America isn’t the land of the free

If you’re not free to be Black, the gist from

Her, Iola


“Separate but equal”—official falsehood

Separate and substandard facilities—never good

Signs at public places turned away dark faces—

The basis for a fight for equality, which began with

Her, Iola.


(For Michelle Duster, great-granddaughter of Ida B. Wells-Barnett.)


Dee Allen is an African-Italian performance poet based in Oakland, California. He has been active in creative writing and spoken word since the early 1990’s. He is the author of 7 books — Boneyard, Unwritten Law, Stormwater, Skeletal Black (all from POOR Press ), Elohi Unitsi (Conviction 2 Change Publishing), and, coming in February 2022, Rusty Gallows: Passages Against Hate (Vagabond Books) and Plans (Nomadic Press). He has 41 anthology appearances under his figurative belt so far.

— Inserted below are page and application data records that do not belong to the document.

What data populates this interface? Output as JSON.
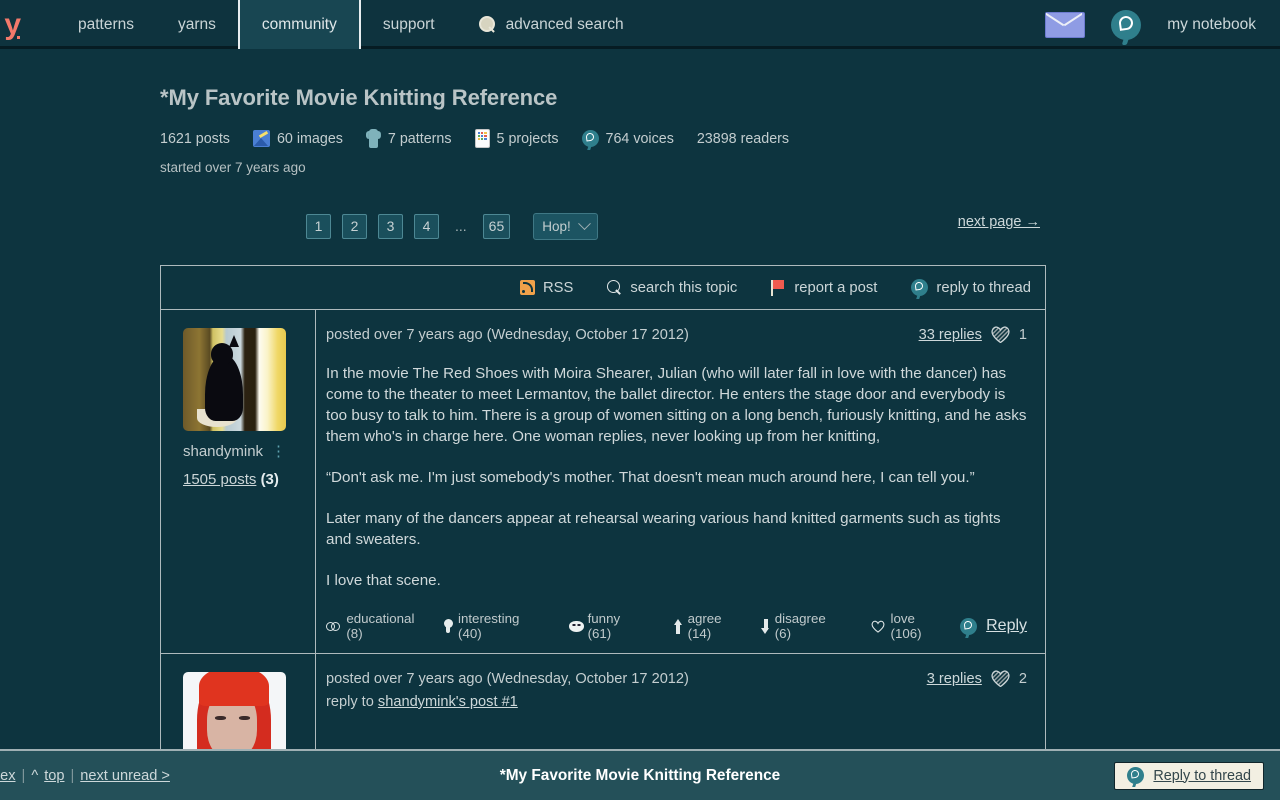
{
  "nav": {
    "logo": "y",
    "tabs": [
      {
        "label": "patterns",
        "active": false
      },
      {
        "label": "yarns",
        "active": false
      },
      {
        "label": "community",
        "active": true
      },
      {
        "label": "support",
        "active": false
      }
    ],
    "advanced_search": "advanced search",
    "messages_icon": "envelope-icon",
    "notifications_icon": "yarn-bubble-icon",
    "notebook": "my notebook"
  },
  "thread": {
    "title": "*My Favorite Movie Knitting Reference",
    "meta": [
      {
        "icon": "",
        "label": "1621 posts"
      },
      {
        "icon": "images-icon",
        "label": "60 images"
      },
      {
        "icon": "sweater-icon",
        "label": "7 patterns"
      },
      {
        "icon": "projects-icon",
        "label": "5 projects"
      },
      {
        "icon": "voices-icon",
        "label": "764 voices"
      },
      {
        "icon": "",
        "label": "23898 readers"
      }
    ],
    "started": "started over 7 years ago"
  },
  "pagination": {
    "pages": [
      "1",
      "2",
      "3",
      "4"
    ],
    "ellipsis": "...",
    "last_page": "65",
    "hop_label": "Hop!",
    "next_page": "next page →"
  },
  "toolbar": {
    "rss": "RSS",
    "search_topic": "search this topic",
    "report": "report a post",
    "reply_thread": "reply to thread"
  },
  "posts": [
    {
      "avatar_type": "cat",
      "username": "shandymink",
      "kebab": "⋮",
      "posts_count": "1505 posts",
      "posts_extra": "(3)",
      "posted": "posted over 7 years ago (Wednesday, October 17 2012)",
      "replies": "33 replies",
      "hearts": "1",
      "paragraphs": [
        "In the movie The Red Shoes with Moira Shearer, Julian (who will later fall in love with the dancer) has come to the theater to meet Lermantov, the ballet director. He enters the stage door and everybody is too busy to talk to him. There is a group of women sitting on a long bench, furiously knitting, and he asks them who's in charge here. One woman replies, never looking up from her knitting,",
        "“Don't ask me. I'm just somebody's mother. That doesn't mean much around here, I can tell you.”",
        "Later many of the dancers appear at rehearsal wearing various hand knitted garments such as tights and sweaters.",
        "I love that scene."
      ],
      "reactions": [
        {
          "icon": "glasses-icon",
          "label": "educational (8)"
        },
        {
          "icon": "lightbulb-icon",
          "label": "interesting (40)"
        },
        {
          "icon": "mask-icon",
          "label": "funny (61)"
        },
        {
          "icon": "arrow-up-icon",
          "label": "agree (14)"
        },
        {
          "icon": "arrow-down-icon",
          "label": "disagree (6)"
        },
        {
          "icon": "heart-outline-icon",
          "label": "love (106)"
        }
      ],
      "reply_label": "Reply"
    },
    {
      "avatar_type": "redhair",
      "posted": "posted over 7 years ago (Wednesday, October 17 2012)",
      "reply_to_prefix": "reply to ",
      "reply_to_link": "shandymink's post #1",
      "replies": "3 replies",
      "hearts": "2"
    }
  ],
  "bottom": {
    "index_link": "dex",
    "sep": "|",
    "caret": "^",
    "top_link": "top",
    "next_unread": "next unread >",
    "title": "*My Favorite Movie Knitting Reference",
    "reply_button": "Reply to thread"
  },
  "colors": {
    "page_bg": "#0d343f",
    "nav_bg": "#0e333e",
    "accent_coral": "#f2796b",
    "teal_badge": "#2f7f8c",
    "border": "#aebabd",
    "bottom_bar": "#245059"
  }
}
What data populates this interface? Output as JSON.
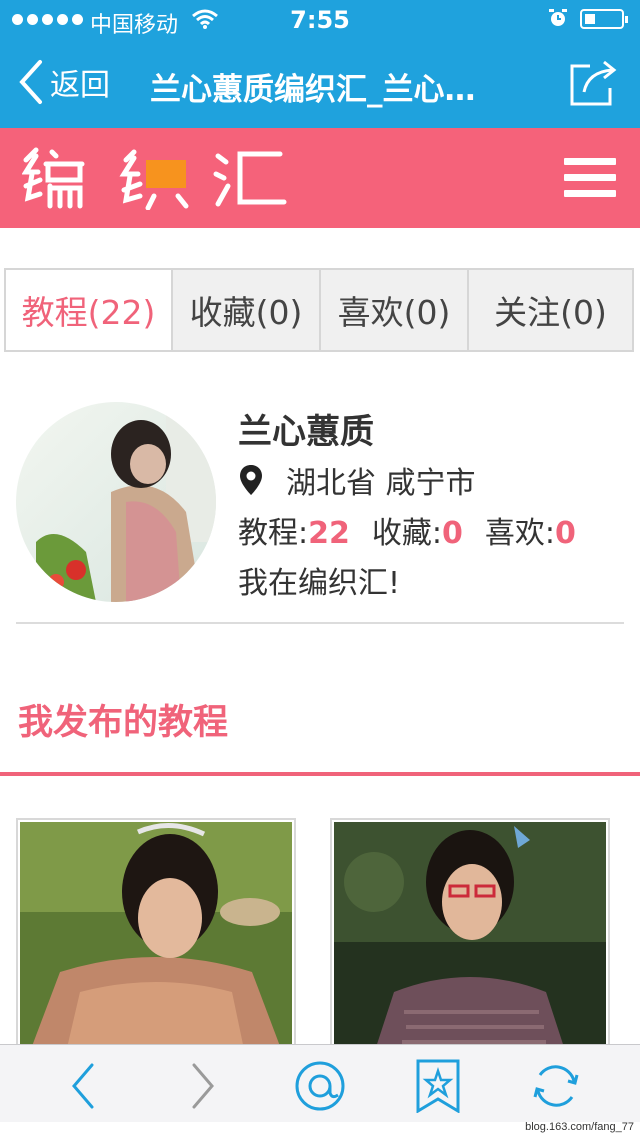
{
  "status_bar": {
    "carrier": "中国移动",
    "time": "7:55"
  },
  "nav": {
    "back_label": "返回",
    "title": "兰心蕙质编织汇_兰心蕙质"
  },
  "brand": {
    "logo_text": "编织汇",
    "color": "#f5627a"
  },
  "tabs": [
    {
      "label": "教程(22)",
      "active": true
    },
    {
      "label": "收藏(0)",
      "active": false
    },
    {
      "label": "喜欢(0)",
      "active": false
    },
    {
      "label": "关注(0)",
      "active": false
    }
  ],
  "profile": {
    "name": "兰心蕙质",
    "location": "湖北省 咸宁市",
    "stats": [
      {
        "label": "教程:",
        "value": "22"
      },
      {
        "label": "收藏:",
        "value": "0"
      },
      {
        "label": "喜欢:",
        "value": "0"
      }
    ],
    "bio": "我在编织汇!"
  },
  "section": {
    "title": "我发布的教程"
  },
  "toolbar": {
    "icons": [
      "chevron-left-icon",
      "chevron-right-icon",
      "at-icon",
      "bookmark-star-icon",
      "refresh-icon"
    ]
  },
  "watermark": "blog.163.com/fang_77",
  "colors": {
    "accent": "#f0637a",
    "nav_bar": "#1fa2dd",
    "toolbar_icon": "#1f9fdc"
  }
}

Black girl with a book, she dismisses your superiority beliefs with just one look

You should fear her, this creature; she’s not reading for fun

Her education continues, past your delusions; yet you believe it hasn’t even begun

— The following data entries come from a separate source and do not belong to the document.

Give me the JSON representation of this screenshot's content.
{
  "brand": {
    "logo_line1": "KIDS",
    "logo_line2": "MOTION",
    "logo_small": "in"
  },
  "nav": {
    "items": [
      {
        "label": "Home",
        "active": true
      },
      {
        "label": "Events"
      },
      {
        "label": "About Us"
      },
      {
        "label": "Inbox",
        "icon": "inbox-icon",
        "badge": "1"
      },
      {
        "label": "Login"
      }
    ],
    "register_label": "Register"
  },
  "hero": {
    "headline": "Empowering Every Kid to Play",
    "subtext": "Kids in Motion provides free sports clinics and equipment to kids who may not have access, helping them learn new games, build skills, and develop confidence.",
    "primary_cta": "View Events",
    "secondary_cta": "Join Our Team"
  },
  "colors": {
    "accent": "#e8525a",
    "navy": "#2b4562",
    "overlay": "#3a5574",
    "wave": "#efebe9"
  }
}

A double Ph.D.D in life, despite all her strife, or perhaps it’s the very reason, for her well-

seasoned, awakedness. Her nakedness has honed her into this, Oshun like, Godessness


The mediocre white man lied, mimeographed generations beguiled with his belief that she

belongs in a squeeze chute, or somewhere in the wild

Otherwise, she exists only to serve, to fill the cotton pile … to wet nurse their child

13th can’t amend her nor defend her, the white gaze and ways have never been mild


To this day she struggles to be seen

As more than 3/5th of a human being


Black girl with a book, a bibliophile, a sapiophile, a poet, someday a chosen Laureate

All the while her destiny has been written

Her knowledge and power will not be hidden

You’re smitten, with her sage-like words and intellectual prose

Yet you pretend, to be unimpressed, and upend, her, turning up your nose

But you cannot offend her, you’re threatened by her, and … she … knows


Black girl with a book, oh what a dangerous sight


 

You call her names, you pick a fight?

She’s an intellectual heavyweight, your stereotype won’t make you see that you’re about to step

into the ring with Muhammad Ali

You’re blind sided by her mind … it’s one mean left hook

And after she defeats you she’ll write about you in her little black book


Her ancestors would be proud

They dreamed her up while being lynched in front of a coward crowd


Black girl with a book, her fingers have never picked cotton

She thumbs the pages of her history, a history too powerful to be ever forgotten

So many have died so that she could be free,

Still they police her Black-joy and refuse her basic liberty with their modern day slavery

She ponders life quietly, atop ole banyan tree

Wondering … when will life stop lynching me


Black girl with a fiery look, someday she’ll abolish your misguided superiority with just one book


Kerry Jo Bell has contributed to various literary journals and magazines. Her debut manuscript, “Next Time I Go,” has been accepted into The Writers Union of Canada’s 2020 mentorship program.
She has a book of poetry planned and describes her writing as unapologetic. Her poems are unafraid and unashamed of exploring the intersections of racism, sexual identity, and the abnormality of societal norms. Her poetry is a mirror that exposes society through the reflections of a Black woman.